The U.S. Department of Homeland Security’s Cybersecurity and Infrastructure Security Agency (CISA) has warned Windows users that a recently released proof-of-concept (PoC) exploit for the vulnerability tracked as SMBGhost has been abused to launch attacks.
SMBGhost, also known as CoronaBlue and tracked as CVE-2020-0796, is a vulnerability related to Server Message Block 3.0 (SMBv3), specifically to how SMB 3.1.1 handles certain requests. The flaw affects Windows 10 and Windows Server and it can be exploited for denial-of-service (DoS) attacks, local privilege escalation, and arbitrary code execution.
In attacks aimed at SMB servers, the attacker needs to send malicious packets to the targeted system. In the case of clients, the hacker has to convince the victim to connect to a malicious SMB server.
When it disclosed the vulnerability, Microsoft warned that it’s wormable, which makes it particularly dangerous. The company released patches and workarounds in March.
Researchers started releasing PoC exploits for CVE-2020-0796 shortly after its disclosure, but the exploits only achieved DoS or privilege escalation. Several companies and researchers claimed to have developed exploits that achieved remote code execution, but none of them were made public.
However, last week, a researcher who uses the online moniker Chompie released an SMBGhost exploit for remote code execution. The researcher released it for “educational purposes,” arguing that cybersecurity firm ZecOps was about to release its PoC in the coming days and the patch has been available for months.
CISA on Friday advised users and administrators to install the patches for SMBGhost and block SMB ports using a firewall, and warned that the vulnerability has been exploited in the wild.
“Although Microsoft disclosed and provided updates for this vulnerability in March 2020, malicious cyber actors are targeting unpatched systems with the new PoC, according to recent open-source reports,” CISA said.
Researchers previously warned that various pieces of malware had been exploiting SMBGhost to escalate privileges and spread locally, but it now appears that the vulnerability is also being exploited for remote code execution. No details appear to be available on what the attackers are doing specifically.
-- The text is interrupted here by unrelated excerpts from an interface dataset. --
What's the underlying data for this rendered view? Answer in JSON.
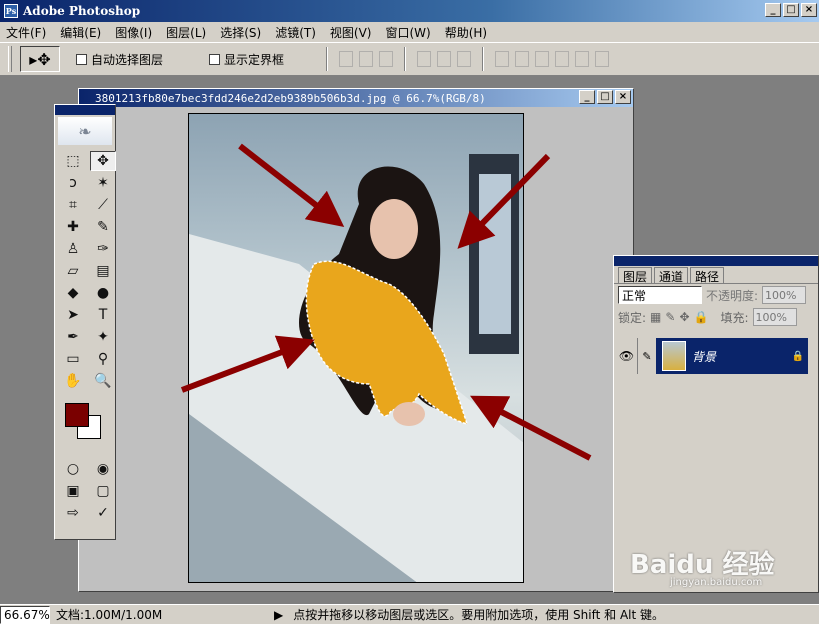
{
  "window": {
    "title": "Adobe Photoshop",
    "min": "_",
    "max": "□",
    "close": "×"
  },
  "menu": [
    "文件(F)",
    "编辑(E)",
    "图像(I)",
    "图层(L)",
    "选择(S)",
    "滤镜(T)",
    "视图(V)",
    "窗口(W)",
    "帮助(H)"
  ],
  "options": {
    "auto_select": "自动选择图层",
    "show_bounds": "显示定界框"
  },
  "document": {
    "title": "3801213fb80e7bec3fdd246e2d2eb9389b506b3d.jpg @ 66.7%(RGB/8)"
  },
  "colors": {
    "foreground": "#7a0000",
    "background": "#ffffff",
    "arrow": "#8b0000"
  },
  "layers_panel": {
    "tabs": [
      "图层",
      "通道",
      "路径"
    ],
    "blend_mode": "正常",
    "opacity_label": "不透明度:",
    "opacity_value": "100%",
    "lock_label": "锁定:",
    "fill_label": "填充:",
    "fill_value": "100%",
    "layer_name": "背景"
  },
  "status": {
    "zoom": "66.67%",
    "doc": "文档:1.00M/1.00M",
    "hint": "点按并拖移以移动图层或选区。要用附加选项，使用 Shift 和 Alt 键。"
  },
  "watermark": {
    "main": "Baidu 经验",
    "sub": "jingyan.baidu.com"
  }
}
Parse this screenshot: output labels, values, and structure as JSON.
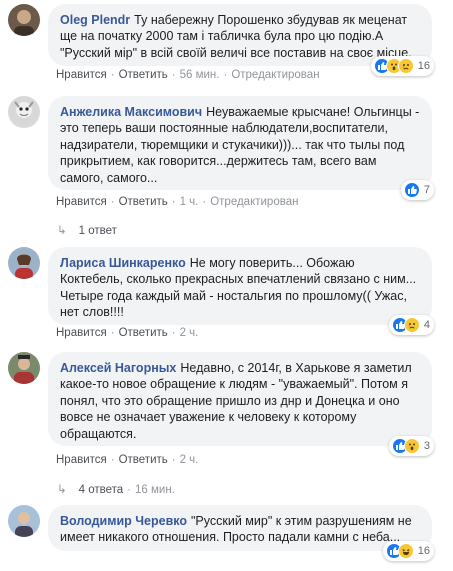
{
  "comments": [
    {
      "author": "Oleg Plendr",
      "text": "Ту набережну Порошенко збудував як меценат ще на початку 2000 там і табличка була про цю подію.А \"Русский мір\" в всій своїй величі все поставив на своє місце.",
      "reaction_count": "16",
      "reactions": [
        "like",
        "wow",
        "sad"
      ],
      "like_label": "Нравится",
      "reply_label": "Ответить",
      "time": "56 мин.",
      "edited": "Отредактирован"
    },
    {
      "author": "Анжелика Максимович",
      "text": "Неуважаемые крысчане! Ольгинцы - это теперь ваши постоянные наблюдатели,воспитатели, надзиратели, тюремщики и стукачики)))... так что тылы под прикрытием, как говорится...держитесь там, всего вам самого, самого...",
      "reaction_count": "7",
      "reactions": [
        "like"
      ],
      "like_label": "Нравится",
      "reply_label": "Ответить",
      "time": "1 ч.",
      "edited": "Отредактирован"
    },
    {
      "author": "Лариса Шинкаренко",
      "text": "Не могу поверить... Обожаю Коктебель, сколько прекрасных впечатлений связано с ним... Четыре года каждый май - ностальгия по прошлому(( Ужас, нет слов!!!!",
      "reaction_count": "4",
      "reactions": [
        "like",
        "sad"
      ],
      "like_label": "Нравится",
      "reply_label": "Ответить",
      "time": "2 ч."
    },
    {
      "author": "Алексей Нагорных",
      "text": "Недавно, с 2014г, в Харькове я заметил какое-то новое обращение к людям - \"уважаемый\". Потом я понял, что это обращение пришло из днр и Донецка и оно вовсе не означает уважение к человеку к которому обращаются.",
      "reaction_count": "3",
      "reactions": [
        "like",
        "wow"
      ],
      "like_label": "Нравится",
      "reply_label": "Ответить",
      "time": "2 ч."
    },
    {
      "author": "Володимир Черевко",
      "text": "\"Русский мир\" к этим разрушениям не имеет никакого отношения. Просто падали камни с неба...",
      "reaction_count": "16",
      "reactions": [
        "like",
        "haha"
      ]
    }
  ],
  "reply_threads": [
    {
      "label": "1 ответ",
      "time": ""
    },
    {
      "label": "4 ответа",
      "time": "16 мин."
    }
  ],
  "separator": "·",
  "arrow": "↳",
  "colors": {
    "author_link": "#385898",
    "bubble_bg": "#f2f3f5",
    "meta": "#90949c",
    "like_blue": "#1877f2",
    "emoji_yellow": "#f7c735"
  }
}
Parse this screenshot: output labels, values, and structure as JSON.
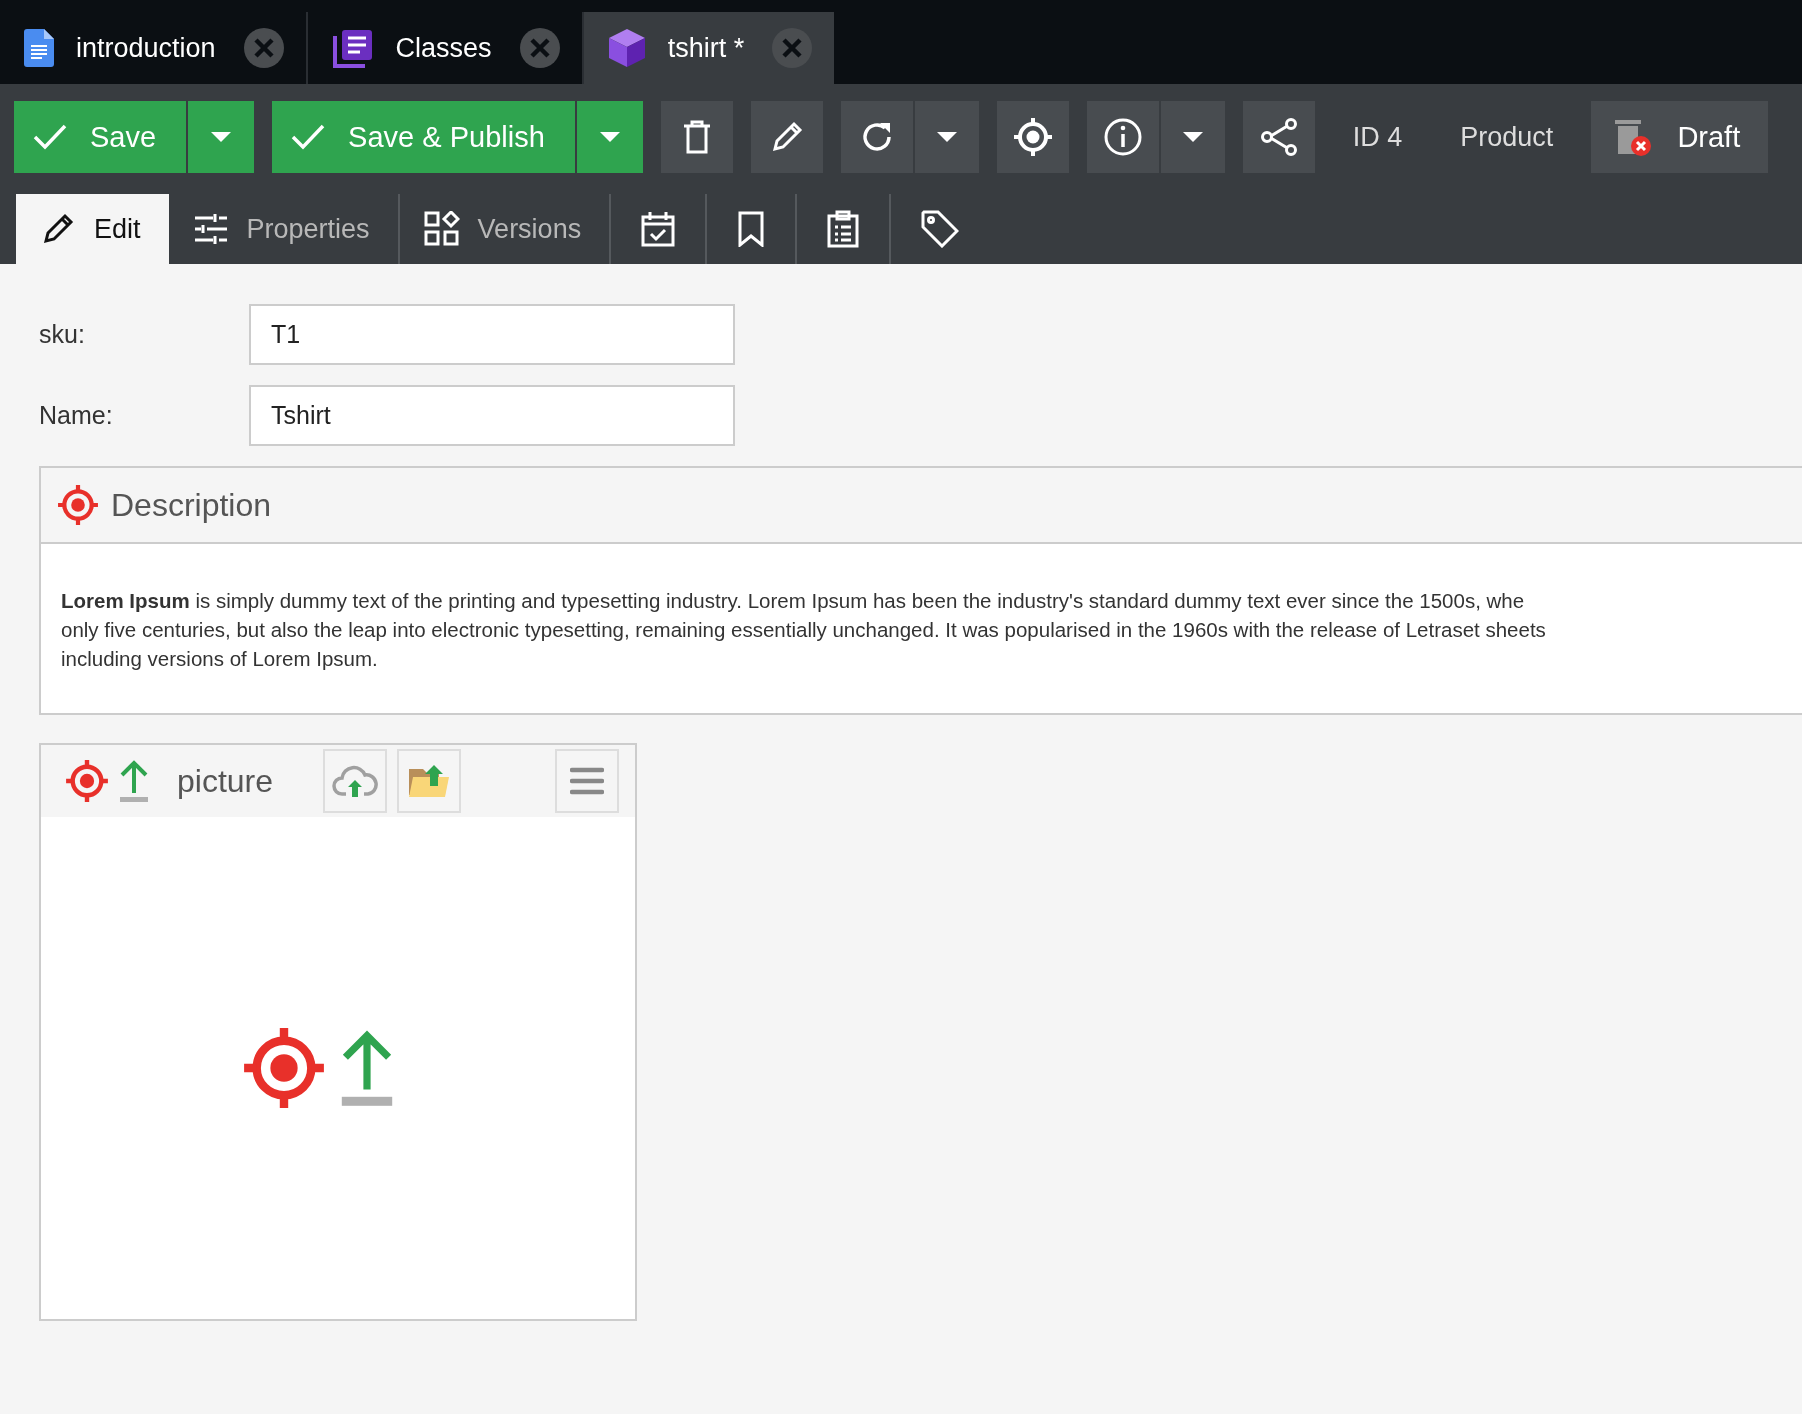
{
  "editor_tabs": [
    {
      "label": "introduction",
      "kind": "document",
      "selected": false
    },
    {
      "label": "Classes",
      "kind": "classes",
      "selected": false
    },
    {
      "label": "tshirt *",
      "kind": "cube",
      "selected": true
    }
  ],
  "toolbar": {
    "save": "Save",
    "save_publish": "Save & Publish",
    "id": "ID 4",
    "class_name": "Product",
    "status": "Draft"
  },
  "subtabs": [
    {
      "label": "Edit",
      "kind": "pencil",
      "selected": true
    },
    {
      "label": "Properties",
      "kind": "sliders",
      "selected": false
    },
    {
      "label": "Versions",
      "kind": "shapes",
      "selected": false
    },
    {
      "kind": "calendar",
      "selected": false
    },
    {
      "kind": "bookmark",
      "selected": false
    },
    {
      "kind": "clipboard",
      "selected": false
    },
    {
      "kind": "tag",
      "selected": false
    }
  ],
  "fields": [
    {
      "label": "sku:",
      "value": "T1"
    },
    {
      "label": "Name:",
      "value": "Tshirt"
    }
  ],
  "description": {
    "title": "Description",
    "lines": [
      "**Lorem Ipsum** is simply dummy text of the printing and typesetting industry. Lorem Ipsum has been the industry's standard dummy text ever since the 1500s, whe",
      "only five centuries, but also the leap into electronic typesetting, remaining essentially unchanged. It was popularised in the 1960s with the release of Letraset sheets",
      "including versions of Lorem Ipsum."
    ]
  },
  "picture": {
    "title": "picture"
  }
}
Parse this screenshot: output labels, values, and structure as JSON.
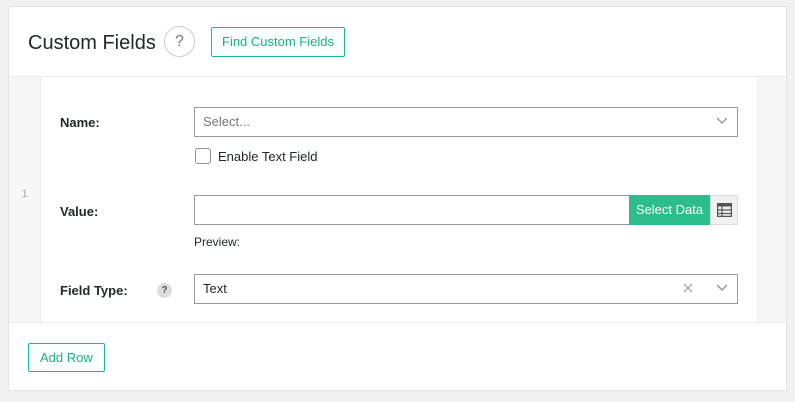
{
  "header": {
    "title": "Custom Fields",
    "help_glyph": "?",
    "find_button": "Find Custom Fields"
  },
  "row": {
    "index": "1",
    "name": {
      "label": "Name:",
      "placeholder": "Select...",
      "enable_text_field_label": "Enable Text Field",
      "enable_text_field_checked": false
    },
    "value": {
      "label": "Value:",
      "input_value": "",
      "select_data_button": "Select Data",
      "table_icon": "table-icon",
      "preview_label": "Preview:"
    },
    "field_type": {
      "label": "Field Type:",
      "help_glyph": "?",
      "selected": "Text"
    }
  },
  "footer": {
    "add_row_button": "Add Row"
  },
  "colors": {
    "accent": "#2bbd8c",
    "accent_text": "#1fae87"
  }
}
The MalwareMustDie malware research group reported that the latest attacks have also leveraged an open source tool that helps users identify servers affected by SMBGhost.